Earth has a lot of things other folks might want... like the whole planet. And maybe these folks would like a few changes made, like more carbon dioxide in the atmosphere and room for their way of life. - William S. Burroughs
 

Offline QuikSanz

Re: Raspberry Pi 2 B Power Switch Soldering Help
« Reply #13 on: September 11, 2015, 05:10:32 AM »
Quote from: XDelusion;795436
OK, I connected the black wire back with the black wire directly, I then hooked both red wires to the side of the board facing the PSU. Again the power light stayed on in both ON and OFF position, but I could get power through the MINI USB.

I tried to rotate the red wires to different connects, and all that does is keep the red light on at all times, but with no power. This is freaking strange, the power switch worked fine when I had the Sony mother board in here. Why is something so simple so complex? I've soldered on a Dual POkey set up on my Atari 800XL with success but I can't do this?!?!


Not sure what you have going on here, however, If there is no ground "-" going to the switchboard then the power is going thru the LED to the Grounded Pi board. This will show no voltage on output. Disconnect the board and meter it.
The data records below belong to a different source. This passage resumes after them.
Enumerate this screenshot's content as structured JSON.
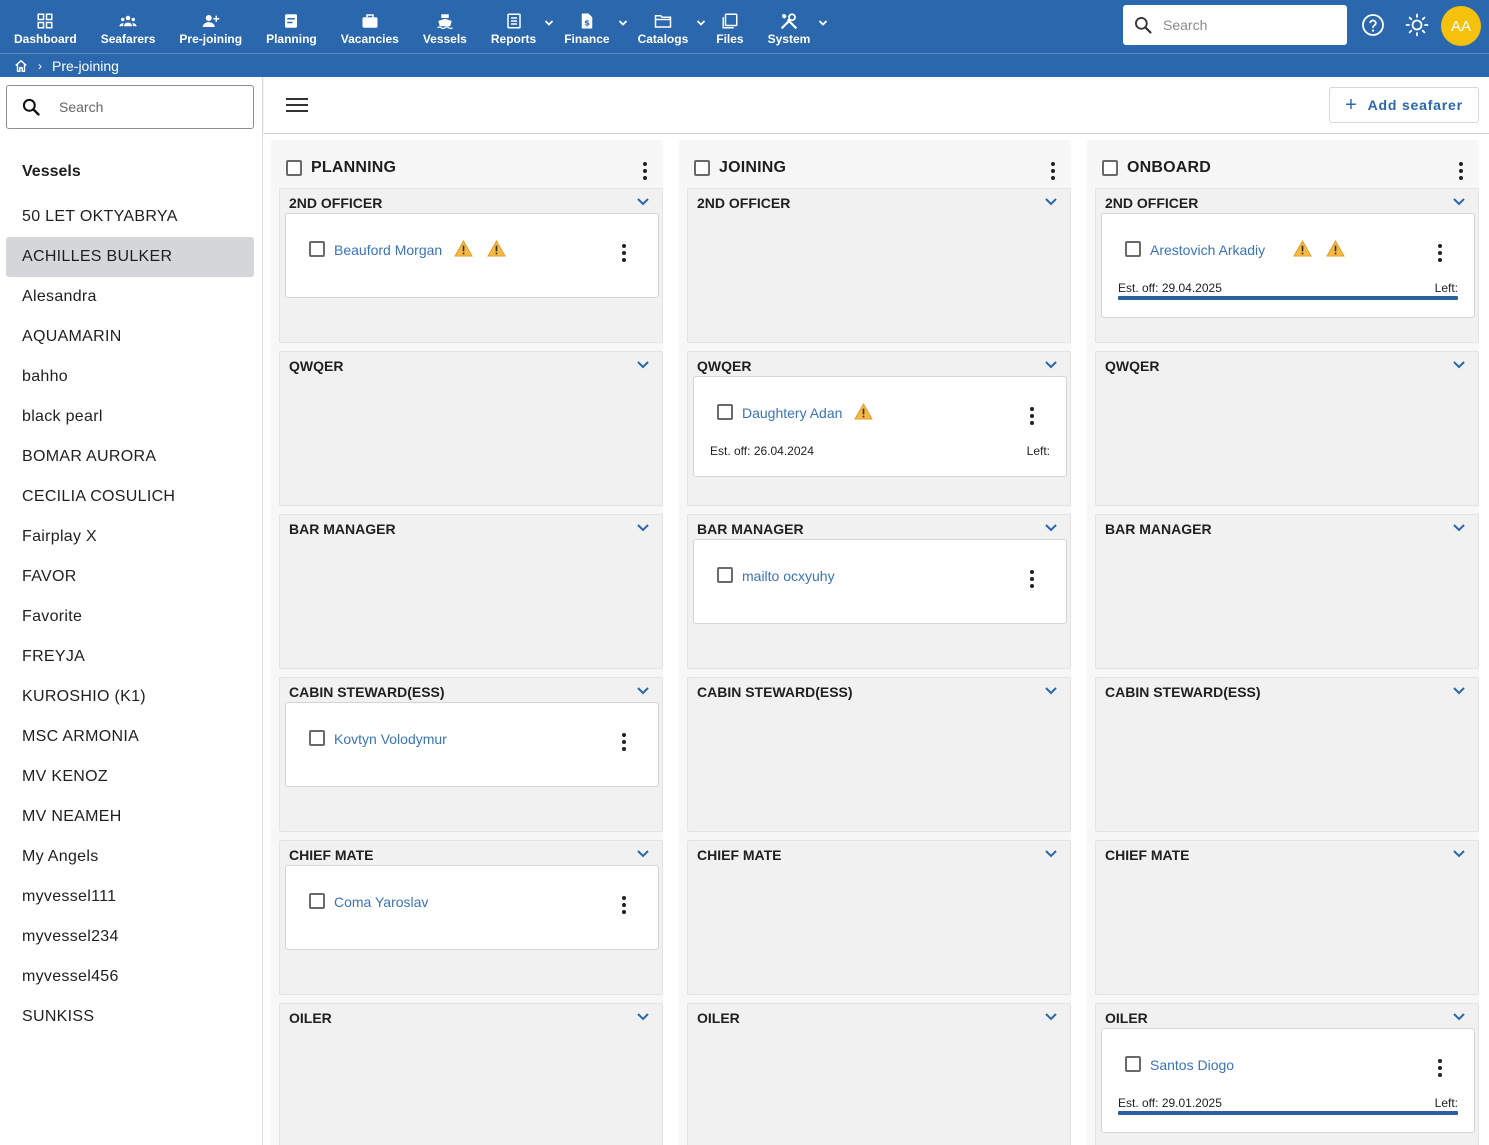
{
  "nav": {
    "items": [
      {
        "label": "Dashboard",
        "icon": "dashboard-icon",
        "caret": false
      },
      {
        "label": "Seafarers",
        "icon": "people-icon",
        "caret": false
      },
      {
        "label": "Pre-joining",
        "icon": "person-add-icon",
        "caret": false
      },
      {
        "label": "Planning",
        "icon": "planning-icon",
        "caret": false
      },
      {
        "label": "Vacancies",
        "icon": "briefcase-icon",
        "caret": false
      },
      {
        "label": "Vessels",
        "icon": "ship-icon",
        "caret": false
      },
      {
        "label": "Reports",
        "icon": "report-icon",
        "caret": true
      },
      {
        "label": "Finance",
        "icon": "finance-icon",
        "caret": true
      },
      {
        "label": "Catalogs",
        "icon": "folder-icon",
        "caret": true
      },
      {
        "label": "Files",
        "icon": "files-icon",
        "caret": false
      },
      {
        "label": "System",
        "icon": "tools-icon",
        "caret": true
      }
    ],
    "search_placeholder": "Search",
    "avatar_initials": "AA",
    "avatar_color": "#f4c20d",
    "bar_color": "#2a67ad"
  },
  "breadcrumb": {
    "current": "Pre-joining"
  },
  "sidebar": {
    "search_placeholder": "Search",
    "title": "Vessels",
    "items": [
      "50 LET OKTYABRYA",
      "ACHILLES BULKER",
      "Alesandra",
      "AQUAMARIN",
      "bahho",
      "black pearl",
      "BOMAR AURORA",
      "CECILIA COSULICH",
      "Fairplay X",
      "FAVOR",
      "Favorite",
      "FREYJA",
      "KUROSHIO (K1)",
      "MSC ARMONIA",
      "MV KENOZ",
      "MV NEAMEH",
      "My Angels",
      "myvessel111",
      "myvessel234",
      "myvessel456",
      "SUNKISS"
    ],
    "selected_index": 1
  },
  "toolbar": {
    "add_label": "Add seafarer"
  },
  "columns": [
    {
      "title": "PLANNING",
      "groups": [
        {
          "title": "2ND OFFICER",
          "cards": [
            {
              "name": "Beauford Morgan",
              "warnings": 2
            }
          ]
        },
        {
          "title": "QWQER",
          "cards": []
        },
        {
          "title": "BAR MANAGER",
          "cards": []
        },
        {
          "title": "CABIN STEWARD(ESS)",
          "cards": [
            {
              "name": "Kovtyn Volodymur",
              "warnings": 0
            }
          ]
        },
        {
          "title": "CHIEF MATE",
          "cards": [
            {
              "name": "Coma Yaroslav",
              "warnings": 0
            }
          ]
        },
        {
          "title": "OILER",
          "cards": []
        }
      ]
    },
    {
      "title": "JOINING",
      "groups": [
        {
          "title": "2ND OFFICER",
          "cards": []
        },
        {
          "title": "QWQER",
          "cards": [
            {
              "name": "Daughtery Adan",
              "warnings": 1,
              "est_label": "Est. off:",
              "est_date": "26.04.2024",
              "left_label": "Left:"
            }
          ]
        },
        {
          "title": "BAR MANAGER",
          "cards": [
            {
              "name": "mailto ocxyuhy",
              "warnings": 0
            }
          ]
        },
        {
          "title": "CABIN STEWARD(ESS)",
          "cards": []
        },
        {
          "title": "CHIEF MATE",
          "cards": []
        },
        {
          "title": "OILER",
          "cards": []
        }
      ]
    },
    {
      "title": "ONBOARD",
      "groups": [
        {
          "title": "2ND OFFICER",
          "cards": [
            {
              "name": "Arestovich Arkadiy",
              "warnings": 2,
              "est_label": "Est. off:",
              "est_date": "29.04.2025",
              "left_label": "Left:",
              "progress": 1.0
            }
          ]
        },
        {
          "title": "QWQER",
          "cards": []
        },
        {
          "title": "BAR MANAGER",
          "cards": []
        },
        {
          "title": "CABIN STEWARD(ESS)",
          "cards": []
        },
        {
          "title": "CHIEF MATE",
          "cards": []
        },
        {
          "title": "OILER",
          "cards": [
            {
              "name": "Santos Diogo",
              "warnings": 0,
              "est_label": "Est. off:",
              "est_date": "29.01.2025",
              "left_label": "Left:",
              "progress": 1.0
            }
          ]
        }
      ]
    }
  ]
}
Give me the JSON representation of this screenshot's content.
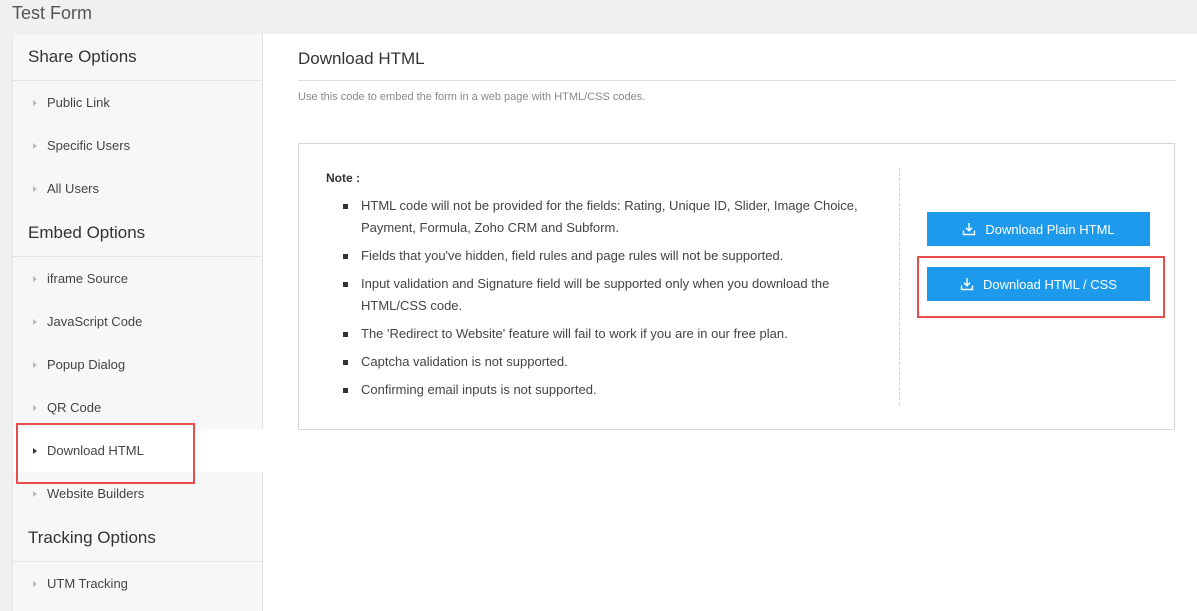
{
  "window": {
    "title": "Test Form"
  },
  "sidebar": {
    "share_header": "Share Options",
    "share_items": [
      "Public Link",
      "Specific Users",
      "All Users"
    ],
    "embed_header": "Embed Options",
    "embed_items": [
      "iframe Source",
      "JavaScript Code",
      "Popup Dialog",
      "QR Code",
      "Download HTML",
      "Website Builders"
    ],
    "tracking_header": "Tracking Options",
    "tracking_items": [
      "UTM Tracking"
    ],
    "active_item": "Download HTML"
  },
  "main": {
    "title": "Download HTML",
    "description": "Use this code to embed the form in a web page with HTML/CSS codes.",
    "note": {
      "label": "Note :",
      "items": [
        "HTML code will not be provided for the fields: Rating, Unique ID, Slider, Image Choice, Payment, Formula, Zoho CRM and Subform.",
        "Fields that you've hidden, field rules and page rules will not be supported.",
        "Input validation and Signature field will be supported only when you download the HTML/CSS code.",
        "The 'Redirect to Website' feature will fail to work if you are in our free plan.",
        "Captcha validation is not supported.",
        "Confirming email inputs is not supported."
      ]
    },
    "buttons": {
      "plain_html": "Download Plain HTML",
      "html_css": "Download HTML / CSS"
    }
  },
  "colors": {
    "accent_button": "#1e9aed",
    "highlight": "#e84c4c"
  },
  "icons": {
    "download": "download-icon",
    "caret": "caret-right-icon"
  }
}
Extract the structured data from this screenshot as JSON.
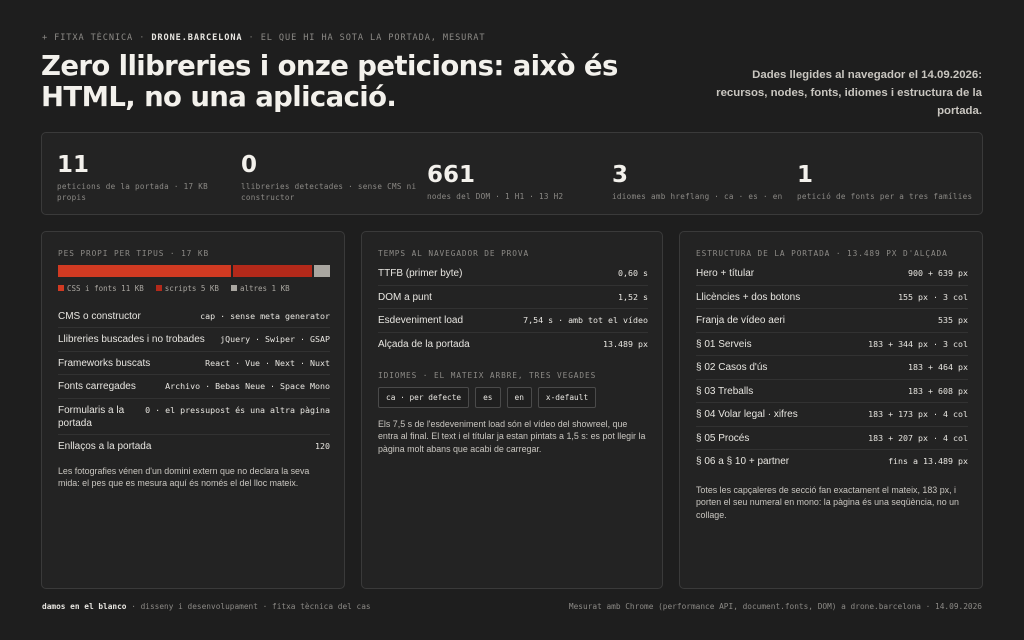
{
  "header": {
    "eyebrow_bullet": "+",
    "eyebrow_pre": "FITXA TÈCNICA",
    "eyebrow_brand": "DRONE.BARCELONA",
    "eyebrow_post": "EL QUE HI HA SOTA LA PORTADA, MESURAT",
    "title": "Zero llibreries i onze peticions: això és HTML, no una aplicació.",
    "note": "Dades llegides al navegador el 14.09.2026: recursos, nodes, fonts, idiomes i estructura de la portada."
  },
  "stats": [
    {
      "value": "11",
      "label": "peticions de la portada · 17 KB propis"
    },
    {
      "value": "0",
      "label": "llibreries detectades · sense CMS ni constructor"
    },
    {
      "value": "661",
      "label": "nodes del DOM · 1 H1 · 13 H2"
    },
    {
      "value": "3",
      "label": "idiomes amb hreflang · ca · es · en"
    },
    {
      "value": "1",
      "label": "petició de fonts per a tres famílies"
    }
  ],
  "weight": {
    "heading": "PES PROPI PER TIPUS · 17 KB",
    "segments": [
      {
        "label": "CSS i fonts 11 KB",
        "kb": 11,
        "color": "#d13a22"
      },
      {
        "label": "scripts 5 KB",
        "kb": 5,
        "color": "#b3291a"
      },
      {
        "label": "altres 1 KB",
        "kb": 1,
        "color": "#a9a6a0"
      }
    ],
    "rows": [
      {
        "k": "CMS o constructor",
        "v": "cap · sense meta generator"
      },
      {
        "k": "Llibreries buscades i no trobades",
        "v": "jQuery · Swiper · GSAP"
      },
      {
        "k": "Frameworks buscats",
        "v": "React · Vue · Next · Nuxt"
      },
      {
        "k": "Fonts carregades",
        "v": "Archivo · Bebas Neue · Space Mono"
      },
      {
        "k": "Formularis a la portada",
        "v": "0 · el pressupost és una altra pàgina"
      },
      {
        "k": "Enllaços a la portada",
        "v": "120"
      }
    ],
    "footnote": "Les fotografies vénen d'un domini extern que no declara la seva mida: el pes que es mesura aquí és només el del lloc mateix."
  },
  "timing": {
    "heading": "TEMPS AL NAVEGADOR DE PROVA",
    "rows": [
      {
        "k": "TTFB (primer byte)",
        "v": "0,60 s"
      },
      {
        "k": "DOM a punt",
        "v": "1,52 s"
      },
      {
        "k": "Esdeveniment load",
        "v": "7,54 s · amb tot el vídeo"
      },
      {
        "k": "Alçada de la portada",
        "v": "13.489 px"
      }
    ],
    "langs_heading": "IDIOMES · EL MATEIX ARBRE, TRES VEGADES",
    "langs": [
      "ca · per defecte",
      "es",
      "en",
      "x-default"
    ],
    "footnote": "Els 7,5 s de l'esdeveniment load són el vídeo del showreel, que entra al final. El text i el títular ja estan pintats a 1,5 s: es pot llegir la pàgina molt abans que acabi de carregar."
  },
  "structure": {
    "heading": "ESTRUCTURA DE LA PORTADA · 13.489 PX D'ALÇADA",
    "rows": [
      {
        "k": "Hero + títular",
        "v": "900 + 639 px"
      },
      {
        "k": "Llicències + dos botons",
        "v": "155 px · 3 col"
      },
      {
        "k": "Franja de vídeo aeri",
        "v": "535 px"
      },
      {
        "k": "§ 01 Serveis",
        "v": "183 + 344 px · 3 col"
      },
      {
        "k": "§ 02 Casos d'ús",
        "v": "183 + 464 px"
      },
      {
        "k": "§ 03 Treballs",
        "v": "183 + 608 px"
      },
      {
        "k": "§ 04 Volar legal · xifres",
        "v": "183 + 173 px · 4 col"
      },
      {
        "k": "§ 05 Procés",
        "v": "183 + 207 px · 4 col"
      },
      {
        "k": "§ 06 a § 10 + partner",
        "v": "fins a 13.489 px"
      }
    ],
    "footnote": "Totes les capçaleres de secció fan exactament el mateix, 183 px, i porten el seu numeral en mono: la pàgina és una seqüència, no un collage."
  },
  "footer": {
    "brand": "damos en el blanco",
    "left": "· disseny i desenvolupament · fitxa tècnica del cas",
    "right": "Mesurat amb Chrome (performance API, document.fonts, DOM) a drone.barcelona · 14.09.2026"
  }
}
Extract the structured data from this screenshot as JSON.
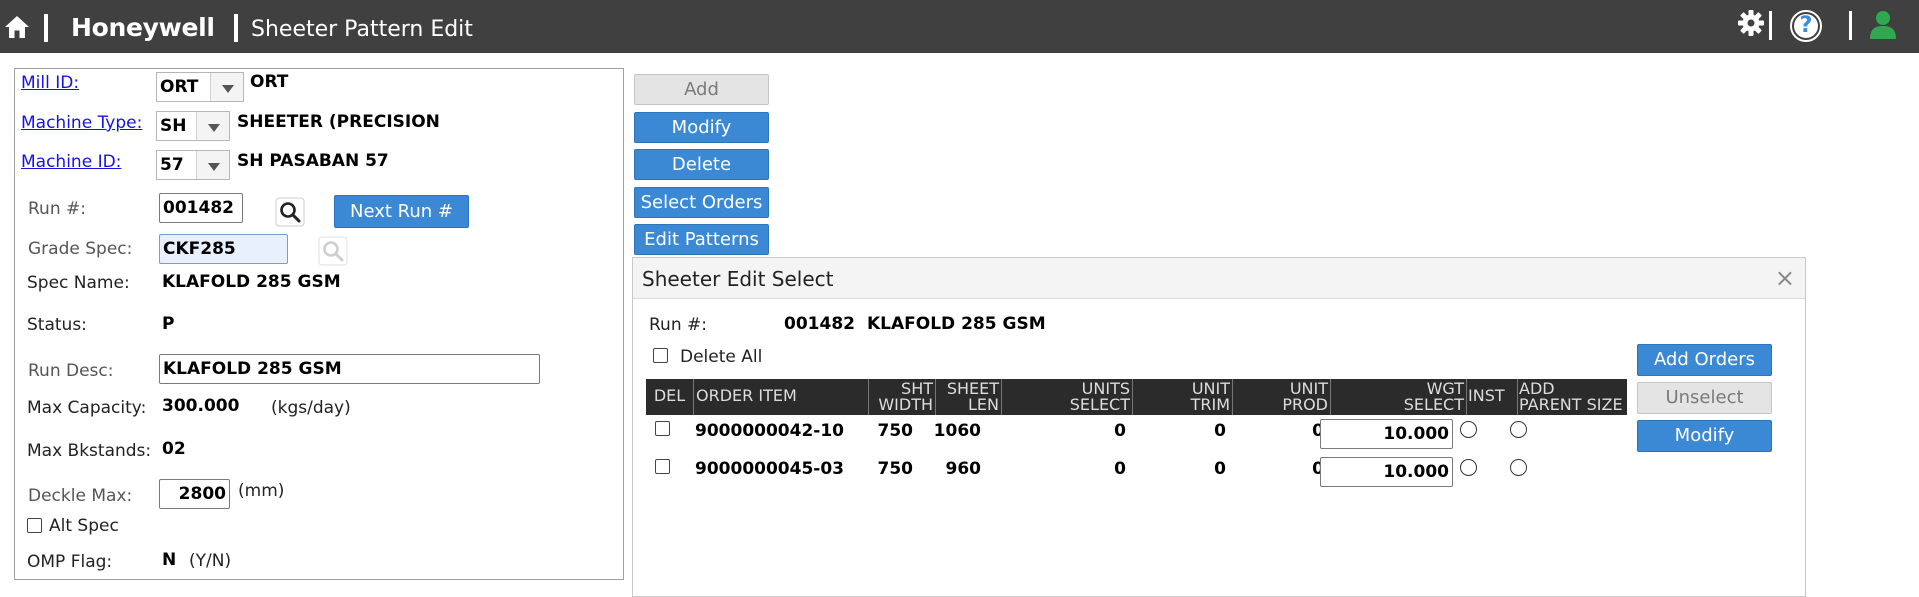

The ground may not even goto thru the switch but needs to be connected. Usually the fattest trace is ground.

Chris
 

Offline AmmoJammo

Re: Raspberry Pi 2 B Power Switch Soldering Help
« Reply #14 on: September 11, 2015, 08:16:20 AM »
I've pulled apart one of my PS1's because I couldn't figure out how you're making this so difficult.

The led you've left on the switch board isn't connected to anything, so I assume this isn't the led you're talking about lighting up.

The contacts switch from one side to the other, not front to back....

In other words, if you have the board sitting in front of you, as it would sit in the PS1, the left contacts are the "input" and the right contacts are the "output"

Meaning, the way you have it wired above, you're simply shorting out the power supply, and the wire points need to be rotated 90 degrees...